- [WHAT YOU ARE ASKED TO DO] Where the string "true" occurs in a line of the data below, that line should be copied.

● ● ●

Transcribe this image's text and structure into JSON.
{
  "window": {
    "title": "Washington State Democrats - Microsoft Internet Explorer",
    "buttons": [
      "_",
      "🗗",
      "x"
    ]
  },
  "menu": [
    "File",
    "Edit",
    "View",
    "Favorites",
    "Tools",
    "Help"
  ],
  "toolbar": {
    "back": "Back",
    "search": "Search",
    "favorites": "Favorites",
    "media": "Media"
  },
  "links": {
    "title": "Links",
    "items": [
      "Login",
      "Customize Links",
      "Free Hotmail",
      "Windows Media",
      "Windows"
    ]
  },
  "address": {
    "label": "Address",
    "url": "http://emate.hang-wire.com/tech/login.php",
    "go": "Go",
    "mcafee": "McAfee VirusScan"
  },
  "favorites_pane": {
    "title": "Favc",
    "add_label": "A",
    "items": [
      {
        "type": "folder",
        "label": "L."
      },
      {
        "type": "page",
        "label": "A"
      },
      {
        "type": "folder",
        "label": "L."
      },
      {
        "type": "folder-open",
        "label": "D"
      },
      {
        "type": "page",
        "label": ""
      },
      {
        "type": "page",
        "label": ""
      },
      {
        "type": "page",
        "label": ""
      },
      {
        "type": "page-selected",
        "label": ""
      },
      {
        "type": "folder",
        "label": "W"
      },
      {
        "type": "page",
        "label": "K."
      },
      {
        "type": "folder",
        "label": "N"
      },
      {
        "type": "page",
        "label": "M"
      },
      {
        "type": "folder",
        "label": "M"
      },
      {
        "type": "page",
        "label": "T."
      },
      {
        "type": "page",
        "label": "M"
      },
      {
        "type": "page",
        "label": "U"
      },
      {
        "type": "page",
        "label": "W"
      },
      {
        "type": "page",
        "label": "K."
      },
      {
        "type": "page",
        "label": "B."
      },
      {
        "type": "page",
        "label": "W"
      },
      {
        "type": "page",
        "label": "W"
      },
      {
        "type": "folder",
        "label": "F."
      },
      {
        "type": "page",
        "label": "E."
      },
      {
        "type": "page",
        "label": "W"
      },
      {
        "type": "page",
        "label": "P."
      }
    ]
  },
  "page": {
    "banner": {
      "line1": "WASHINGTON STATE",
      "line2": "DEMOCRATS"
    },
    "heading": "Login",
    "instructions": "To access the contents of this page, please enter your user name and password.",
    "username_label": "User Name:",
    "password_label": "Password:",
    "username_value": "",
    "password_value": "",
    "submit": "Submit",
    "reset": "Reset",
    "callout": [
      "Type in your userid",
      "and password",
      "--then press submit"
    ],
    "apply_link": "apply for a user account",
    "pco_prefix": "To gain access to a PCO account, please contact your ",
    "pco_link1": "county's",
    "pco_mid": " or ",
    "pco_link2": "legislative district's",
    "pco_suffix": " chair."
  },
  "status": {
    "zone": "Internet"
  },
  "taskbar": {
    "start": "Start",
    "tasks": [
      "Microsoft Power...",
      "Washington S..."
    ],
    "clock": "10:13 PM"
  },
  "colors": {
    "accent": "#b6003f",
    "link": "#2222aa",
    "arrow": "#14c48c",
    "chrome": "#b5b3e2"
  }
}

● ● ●

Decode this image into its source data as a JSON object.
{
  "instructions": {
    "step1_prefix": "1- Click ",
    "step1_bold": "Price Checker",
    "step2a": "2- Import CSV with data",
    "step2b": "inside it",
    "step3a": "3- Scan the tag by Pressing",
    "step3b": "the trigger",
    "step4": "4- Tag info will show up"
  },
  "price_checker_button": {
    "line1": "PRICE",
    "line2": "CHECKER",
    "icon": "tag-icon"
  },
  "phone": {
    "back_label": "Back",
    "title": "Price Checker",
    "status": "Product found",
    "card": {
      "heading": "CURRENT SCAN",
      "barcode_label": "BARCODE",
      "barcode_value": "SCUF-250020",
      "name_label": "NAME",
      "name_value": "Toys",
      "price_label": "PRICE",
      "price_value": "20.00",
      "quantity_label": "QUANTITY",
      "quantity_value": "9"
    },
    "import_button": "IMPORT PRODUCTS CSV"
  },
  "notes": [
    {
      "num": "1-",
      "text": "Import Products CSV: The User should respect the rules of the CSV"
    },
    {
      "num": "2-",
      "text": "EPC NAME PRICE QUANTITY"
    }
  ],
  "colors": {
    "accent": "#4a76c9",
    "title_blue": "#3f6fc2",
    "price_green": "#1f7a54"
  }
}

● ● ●

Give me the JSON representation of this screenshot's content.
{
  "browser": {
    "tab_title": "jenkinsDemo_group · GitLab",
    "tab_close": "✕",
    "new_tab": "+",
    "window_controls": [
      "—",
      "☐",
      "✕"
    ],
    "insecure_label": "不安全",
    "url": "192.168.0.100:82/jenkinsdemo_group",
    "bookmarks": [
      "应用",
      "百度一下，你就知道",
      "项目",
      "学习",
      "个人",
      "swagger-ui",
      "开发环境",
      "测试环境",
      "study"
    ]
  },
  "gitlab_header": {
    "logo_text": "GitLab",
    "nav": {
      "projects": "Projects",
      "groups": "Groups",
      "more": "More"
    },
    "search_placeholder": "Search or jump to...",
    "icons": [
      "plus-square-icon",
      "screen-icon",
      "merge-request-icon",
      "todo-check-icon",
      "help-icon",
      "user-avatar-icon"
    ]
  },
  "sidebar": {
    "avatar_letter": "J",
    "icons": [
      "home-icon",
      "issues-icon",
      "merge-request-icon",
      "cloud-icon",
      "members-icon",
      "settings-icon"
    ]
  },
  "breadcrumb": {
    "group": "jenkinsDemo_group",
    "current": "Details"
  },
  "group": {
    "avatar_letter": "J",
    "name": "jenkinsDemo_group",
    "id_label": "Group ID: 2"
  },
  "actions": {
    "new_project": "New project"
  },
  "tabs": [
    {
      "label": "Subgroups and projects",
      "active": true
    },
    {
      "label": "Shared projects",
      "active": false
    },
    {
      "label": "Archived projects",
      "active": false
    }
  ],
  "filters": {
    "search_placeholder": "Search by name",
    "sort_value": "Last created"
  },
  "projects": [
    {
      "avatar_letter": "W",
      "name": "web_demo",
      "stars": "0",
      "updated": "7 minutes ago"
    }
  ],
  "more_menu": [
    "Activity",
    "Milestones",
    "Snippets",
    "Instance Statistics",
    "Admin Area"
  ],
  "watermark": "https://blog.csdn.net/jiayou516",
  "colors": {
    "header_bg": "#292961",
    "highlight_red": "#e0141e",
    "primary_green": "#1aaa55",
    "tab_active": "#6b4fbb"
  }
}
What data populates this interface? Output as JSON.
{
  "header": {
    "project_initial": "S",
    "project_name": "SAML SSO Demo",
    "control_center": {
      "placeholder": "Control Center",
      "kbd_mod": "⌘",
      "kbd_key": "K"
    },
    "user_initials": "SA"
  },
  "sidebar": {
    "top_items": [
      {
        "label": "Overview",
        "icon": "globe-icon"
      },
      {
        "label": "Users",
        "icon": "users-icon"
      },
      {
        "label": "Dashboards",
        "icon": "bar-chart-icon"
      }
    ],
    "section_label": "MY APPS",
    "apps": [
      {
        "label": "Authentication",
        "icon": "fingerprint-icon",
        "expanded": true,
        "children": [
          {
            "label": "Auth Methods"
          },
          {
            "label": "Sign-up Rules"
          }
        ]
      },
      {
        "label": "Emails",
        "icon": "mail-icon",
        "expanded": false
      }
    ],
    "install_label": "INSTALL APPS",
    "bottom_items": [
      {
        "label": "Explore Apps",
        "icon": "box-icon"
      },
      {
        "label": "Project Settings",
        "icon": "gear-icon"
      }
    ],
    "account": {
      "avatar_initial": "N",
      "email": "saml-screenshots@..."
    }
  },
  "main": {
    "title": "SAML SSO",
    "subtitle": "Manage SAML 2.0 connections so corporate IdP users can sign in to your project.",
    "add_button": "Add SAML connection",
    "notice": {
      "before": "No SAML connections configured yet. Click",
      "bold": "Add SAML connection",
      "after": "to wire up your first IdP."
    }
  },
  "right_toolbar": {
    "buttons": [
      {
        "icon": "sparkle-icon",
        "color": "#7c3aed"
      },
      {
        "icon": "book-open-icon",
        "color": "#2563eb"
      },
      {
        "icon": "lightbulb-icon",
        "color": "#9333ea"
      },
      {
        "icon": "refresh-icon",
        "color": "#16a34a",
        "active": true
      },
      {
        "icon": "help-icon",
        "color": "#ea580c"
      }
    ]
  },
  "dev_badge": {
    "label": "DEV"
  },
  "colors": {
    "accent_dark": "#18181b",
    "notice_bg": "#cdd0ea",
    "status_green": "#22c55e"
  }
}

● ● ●

- [FINISHED EXERCISE]
      "active": true
        "expanded": true,
        "active": true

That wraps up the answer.